The heraldic mullet, not to be confused with the fish of that name, is shown as a regular, five pointed star. This was originally, not an astronomical object, but represented the spur on a horseman’s boot, especially when peirced, with a small circular hole in the centre it represents a type of spur known as a “rowel” . A clear example can be found in the arms of Harpendene, argent, a mullet pierced gules. The ancient writer Guillim associated such spurs in gold as belonging to the Knight, and the silver to their esquires . In later years, Wade linked this five pointed star with the true celestial object, the estoile and termed it a “falling star”, symbolising a “divine quality bestowed from above” .
Wings are frequently observed in coats of arms. Unless otherwise specified they should be shown as eagle’s wings, with a realistic appearance. They can appear singly or in pairs, in which form they are very often found in the crest, which rests above the shield in a full achievement of arms. Wade, quoting Quillim, suggests that the use of the wing on the shield signifies “celerity and protection or covering”.

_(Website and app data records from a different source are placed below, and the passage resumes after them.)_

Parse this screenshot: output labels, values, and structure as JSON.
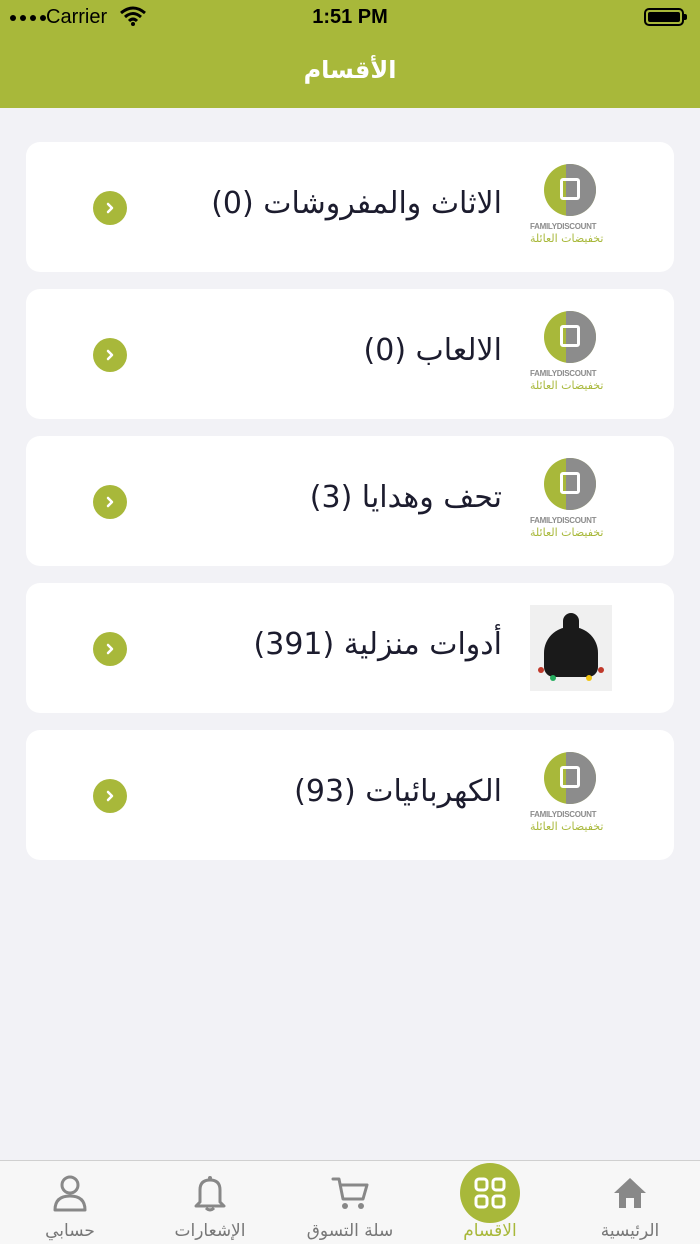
{
  "status": {
    "carrier": "Carrier",
    "time": "1:51 PM"
  },
  "header": {
    "title": "الأقسام"
  },
  "categories": [
    {
      "title": "الاثاث والمفروشات (0)",
      "thumb": "family-discount-logo"
    },
    {
      "title": "الالعاب (0)",
      "thumb": "family-discount-logo"
    },
    {
      "title": "تحف وهدايا (3)",
      "thumb": "family-discount-logo"
    },
    {
      "title": "أدوات منزلية (391)",
      "thumb": "lantern-product-photo"
    },
    {
      "title": "الكهربائيات (93)",
      "thumb": "family-discount-logo"
    }
  ],
  "logo": {
    "text_en": "FAMILYDISCOUNT",
    "text_ar": "تخفيضات العائلة"
  },
  "tabs": [
    {
      "label": "الرئيسية",
      "icon": "home-icon"
    },
    {
      "label": "الاقسام",
      "icon": "grid-icon",
      "active": true
    },
    {
      "label": "سلة التسوق",
      "icon": "cart-icon"
    },
    {
      "label": "الإشعارات",
      "icon": "bell-icon"
    },
    {
      "label": "حسابي",
      "icon": "user-icon"
    }
  ],
  "colors": {
    "accent": "#a8b83a",
    "background": "#f2f2f6",
    "card": "#ffffff"
  }
}
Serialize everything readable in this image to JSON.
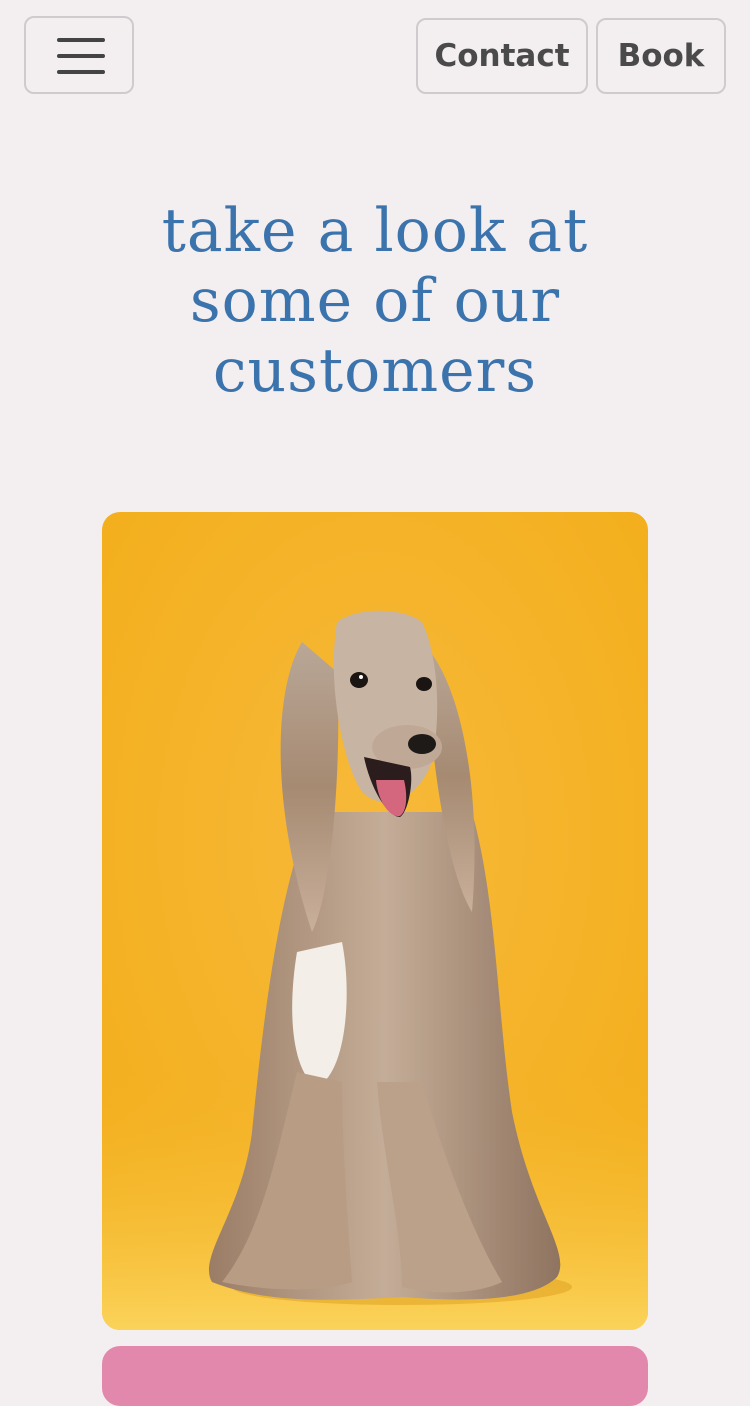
{
  "header": {
    "menu_icon": "hamburger-menu-icon",
    "contact_label": "Contact",
    "book_label": "Book"
  },
  "section": {
    "headline_lines": [
      "take a look at",
      "some of our",
      "customers"
    ]
  },
  "gallery": {
    "items": [
      {
        "subject": "long-haired dog on yellow background",
        "background_color": "#f5b42a"
      },
      {
        "subject": "partially visible card",
        "background_color": "#e288ad"
      }
    ]
  },
  "colors": {
    "page_background": "#f3eef0",
    "headline": "#3b73ad",
    "button_text": "#4a4a4a",
    "button_border": "#cfcacd"
  }
}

For easy recognition of the items on a coat of arms, and hence the quick identification of the owner, bold simple shapes are best. Hence, simple geometric shapes are often used for this purpose xz`, and the bezant Is a typical example of this, and in British Heraldry always takes the tincture or. It shares the same root as the name Byzantium, being associated with the gold coin of that city and indeed, in some heraldic traditions is represented as a coin-like disk in perspective. Wade suggests that the use of this device refers to ” one who had been found worthy of trust and treasure.”